Start of PROVIDED MATERIAL

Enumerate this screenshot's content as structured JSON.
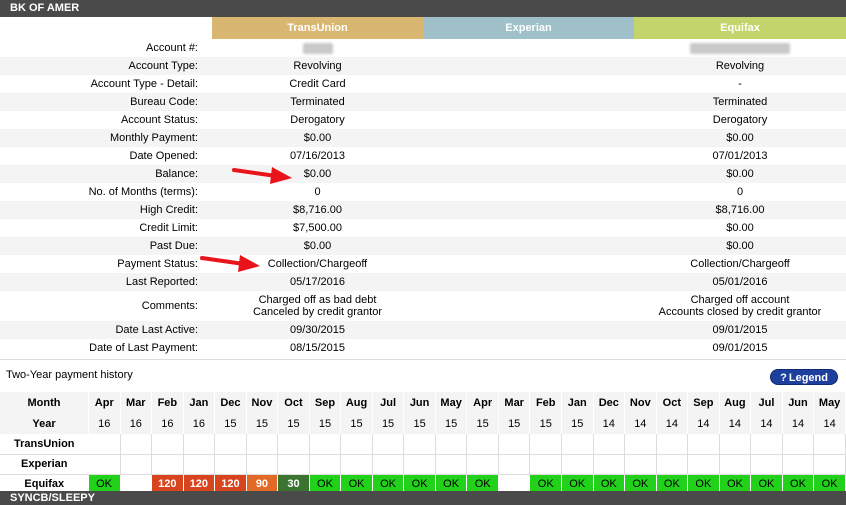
{
  "header": {
    "title": "BK OF AMER"
  },
  "bureaus": {
    "tu": "TransUnion",
    "ex": "Experian",
    "eq": "Equifax"
  },
  "rows": [
    {
      "label": "Account #:",
      "tu": "",
      "ex": "",
      "eq": ""
    },
    {
      "label": "Account Type:",
      "tu": "Revolving",
      "ex": "",
      "eq": "Revolving"
    },
    {
      "label": "Account Type - Detail:",
      "tu": "Credit Card",
      "ex": "",
      "eq": "-"
    },
    {
      "label": "Bureau Code:",
      "tu": "Terminated",
      "ex": "",
      "eq": "Terminated"
    },
    {
      "label": "Account Status:",
      "tu": "Derogatory",
      "ex": "",
      "eq": "Derogatory"
    },
    {
      "label": "Monthly Payment:",
      "tu": "$0.00",
      "ex": "",
      "eq": "$0.00"
    },
    {
      "label": "Date Opened:",
      "tu": "07/16/2013",
      "ex": "",
      "eq": "07/01/2013"
    },
    {
      "label": "Balance:",
      "tu": "$0.00",
      "ex": "",
      "eq": "$0.00"
    },
    {
      "label": "No. of Months (terms):",
      "tu": "0",
      "ex": "",
      "eq": "0"
    },
    {
      "label": "High Credit:",
      "tu": "$8,716.00",
      "ex": "",
      "eq": "$8,716.00"
    },
    {
      "label": "Credit Limit:",
      "tu": "$7,500.00",
      "ex": "",
      "eq": "$0.00"
    },
    {
      "label": "Past Due:",
      "tu": "$0.00",
      "ex": "",
      "eq": "$0.00"
    },
    {
      "label": "Payment Status:",
      "tu": "Collection/Chargeoff",
      "ex": "",
      "eq": "Collection/Chargeoff"
    },
    {
      "label": "Last Reported:",
      "tu": "05/17/2016",
      "ex": "",
      "eq": "05/01/2016"
    },
    {
      "label": "Comments:",
      "tu": [
        "Charged off as bad debt",
        "Canceled by credit grantor"
      ],
      "ex": "",
      "eq": [
        "Charged off account",
        "Accounts closed by credit grantor"
      ]
    },
    {
      "label": "Date Last Active:",
      "tu": "09/30/2015",
      "ex": "",
      "eq": "09/01/2015"
    },
    {
      "label": "Date of Last Payment:",
      "tu": "08/15/2015",
      "ex": "",
      "eq": "09/01/2015"
    }
  ],
  "history": {
    "title": "Two-Year payment history",
    "legend_label": "Legend",
    "legend_icon": "?",
    "row_labels": {
      "month": "Month",
      "year": "Year",
      "tu": "TransUnion",
      "ex": "Experian",
      "eq": "Equifax"
    },
    "months": [
      "Apr",
      "Mar",
      "Feb",
      "Jan",
      "Dec",
      "Nov",
      "Oct",
      "Sep",
      "Aug",
      "Jul",
      "Jun",
      "May",
      "Apr",
      "Mar",
      "Feb",
      "Jan",
      "Dec",
      "Nov",
      "Oct",
      "Sep",
      "Aug",
      "Jul",
      "Jun",
      "May"
    ],
    "years": [
      "16",
      "16",
      "16",
      "16",
      "15",
      "15",
      "15",
      "15",
      "15",
      "15",
      "15",
      "15",
      "15",
      "15",
      "15",
      "15",
      "14",
      "14",
      "14",
      "14",
      "14",
      "14",
      "14",
      "14"
    ],
    "equifax": [
      "OK",
      "",
      "120",
      "120",
      "120",
      "90",
      "30",
      "OK",
      "OK",
      "OK",
      "OK",
      "OK",
      "OK",
      "",
      "OK",
      "OK",
      "OK",
      "OK",
      "OK",
      "OK",
      "OK",
      "OK",
      "OK",
      "OK"
    ],
    "status_colors": {
      "ok": "#22d11a",
      "120": "#d7441d",
      "90": "#e36a26",
      "30": "#3b7330"
    }
  },
  "next_section": {
    "title": "SYNCB/SLEEPY"
  },
  "annotations": {
    "arrow_color": "#e8131b"
  }
}
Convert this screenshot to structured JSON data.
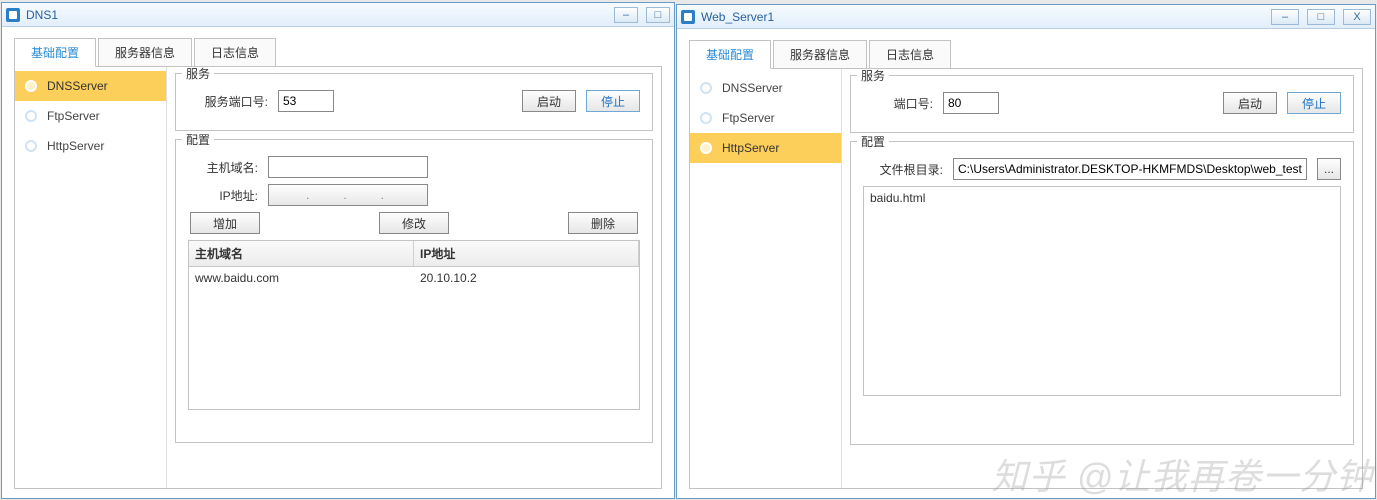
{
  "watermark": "知乎 @让我再卷一分钟",
  "common": {
    "tabs": {
      "basic": "基础配置",
      "server": "服务器信息",
      "log": "日志信息"
    },
    "sidebar": [
      "DNSServer",
      "FtpServer",
      "HttpServer"
    ],
    "service_legend": "服务",
    "config_legend": "配置",
    "start": "启动",
    "stop": "停止"
  },
  "dns": {
    "title": "DNS1",
    "port_label": "服务端口号:",
    "port_value": "53",
    "host_label": "主机域名:",
    "host_value": "",
    "ip_label": "IP地址:",
    "ip_value": "",
    "add": "增加",
    "edit": "修改",
    "del": "删除",
    "col_host": "主机域名",
    "col_ip": "IP地址",
    "rows": [
      {
        "host": "www.baidu.com",
        "ip": "20.10.10.2"
      }
    ]
  },
  "web": {
    "title": "Web_Server1",
    "port_label": "端口号:",
    "port_value": "80",
    "root_label": "文件根目录:",
    "root_value": "C:\\Users\\Administrator.DESKTOP-HKMFMDS\\Desktop\\web_test",
    "browse": "...",
    "files": [
      "baidu.html"
    ]
  }
}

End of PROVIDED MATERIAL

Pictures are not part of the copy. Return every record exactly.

Enumerate this screenshot's content as structured JSON.
{
  "header": {
    "title": "BK OF AMER"
  },
  "bureaus": {
    "tu": "TransUnion",
    "ex": "Experian",
    "eq": "Equifax"
  },
  "rows": [
    {
      "label": "Account #:",
      "tu": "",
      "ex": "",
      "eq": ""
    },
    {
      "label": "Account Type:",
      "tu": "Revolving",
      "ex": "",
      "eq": "Revolving"
    },
    {
      "label": "Account Type - Detail:",
      "tu": "Credit Card",
      "ex": "",
      "eq": "-"
    },
    {
      "label": "Bureau Code:",
      "tu": "Terminated",
      "ex": "",
      "eq": "Terminated"
    },
    {
      "label": "Account Status:",
      "tu": "Derogatory",
      "ex": "",
      "eq": "Derogatory"
    },
    {
      "label": "Monthly Payment:",
      "tu": "$0.00",
      "ex": "",
      "eq": "$0.00"
    },
    {
      "label": "Date Opened:",
      "tu": "07/16/2013",
      "ex": "",
      "eq": "07/01/2013"
    },
    {
      "label": "Balance:",
      "tu": "$0.00",
      "ex": "",
      "eq": "$0.00"
    },
    {
      "label": "No. of Months (terms):",
      "tu": "0",
      "ex": "",
      "eq": "0"
    },
    {
      "label": "High Credit:",
      "tu": "$8,716.00",
      "ex": "",
      "eq": "$8,716.00"
    },
    {
      "label": "Credit Limit:",
      "tu": "$7,500.00",
      "ex": "",
      "eq": "$0.00"
    },
    {
      "label": "Past Due:",
      "tu": "$0.00",
      "ex": "",
      "eq": "$0.00"
    },
    {
      "label": "Payment Status:",
      "tu": "Collection/Chargeoff",
      "ex": "",
      "eq": "Collection/Chargeoff"
    },
    {
      "label": "Last Reported:",
      "tu": "05/17/2016",
      "ex": "",
      "eq": "05/01/2016"
    },
    {
      "label": "Comments:",
      "tu": [
        "Charged off as bad debt",
        "Canceled by credit grantor"
      ],
      "ex": "",
      "eq": [
        "Charged off account",
        "Accounts closed by credit grantor"
      ]
    },
    {
      "label": "Date Last Active:",
      "tu": "09/30/2015",
      "ex": "",
      "eq": "09/01/2015"
    },
    {
      "label": "Date of Last Payment:",
      "tu": "08/15/2015",
      "ex": "",
      "eq": "09/01/2015"
    }
  ],
  "history": {
    "title": "Two-Year payment history",
    "legend_label": "Legend",
    "legend_icon": "?",
    "row_labels": {
      "month": "Month",
      "year": "Year",
      "tu": "TransUnion",
      "ex": "Experian",
      "eq": "Equifax"
    },
    "months": [
      "Apr",
      "Mar",
      "Feb",
      "Jan",
      "Dec",
      "Nov",
      "Oct",
      "Sep",
      "Aug",
      "Jul",
      "Jun",
      "May",
      "Apr",
      "Mar",
      "Feb",
      "Jan",
      "Dec",
      "Nov",
      "Oct",
      "Sep",
      "Aug",
      "Jul",
      "Jun",
      "May"
    ],
    "years": [
      "16",
      "16",
      "16",
      "16",
      "15",
      "15",
      "15",
      "15",
      "15",
      "15",
      "15",
      "15",
      "15",
      "15",
      "15",
      "15",
      "14",
      "14",
      "14",
      "14",
      "14",
      "14",
      "14",
      "14"
    ],
    "equifax": [
      "OK",
      "",
      "120",
      "120",
      "120",
      "90",
      "30",
      "OK",
      "OK",
      "OK",
      "OK",
      "OK",
      "OK",
      "",
      "OK",
      "OK",
      "OK",
      "OK",
      "OK",
      "OK",
      "OK",
      "OK",
      "OK",
      "OK"
    ],
    "status_colors": {
      "ok": "#22d11a",
      "120": "#d7441d",
      "90": "#e36a26",
      "30": "#3b7330"
    }
  },
  "next_section": {
    "title": "SYNCB/SLEEPY"
  },
  "annotations": {
    "arrow_color": "#e8131b"
  }
}
Convert this screenshot to structured JSON data.
{
  "watermark": "知乎 @让我再卷一分钟",
  "common": {
    "tabs": {
      "basic": "基础配置",
      "server": "服务器信息",
      "log": "日志信息"
    },
    "sidebar": [
      "DNSServer",
      "FtpServer",
      "HttpServer"
    ],
    "service_legend": "服务",
    "config_legend": "配置",
    "start": "启动",
    "stop": "停止"
  },
  "dns": {
    "title": "DNS1",
    "port_label": "服务端口号:",
    "port_value": "53",
    "host_label": "主机域名:",
    "host_value": "",
    "ip_label": "IP地址:",
    "ip_value": "",
    "add": "增加",
    "edit": "修改",
    "del": "删除",
    "col_host": "主机域名",
    "col_ip": "IP地址",
    "rows": [
      {
        "host": "www.baidu.com",
        "ip": "20.10.10.2"
      }
    ]
  },
  "web": {
    "title": "Web_Server1",
    "port_label": "端口号:",
    "port_value": "80",
    "root_label": "文件根目录:",
    "root_value": "C:\\Users\\Administrator.DESKTOP-HKMFMDS\\Desktop\\web_test",
    "browse": "...",
    "files": [
      "baidu.html"
    ]
  }
}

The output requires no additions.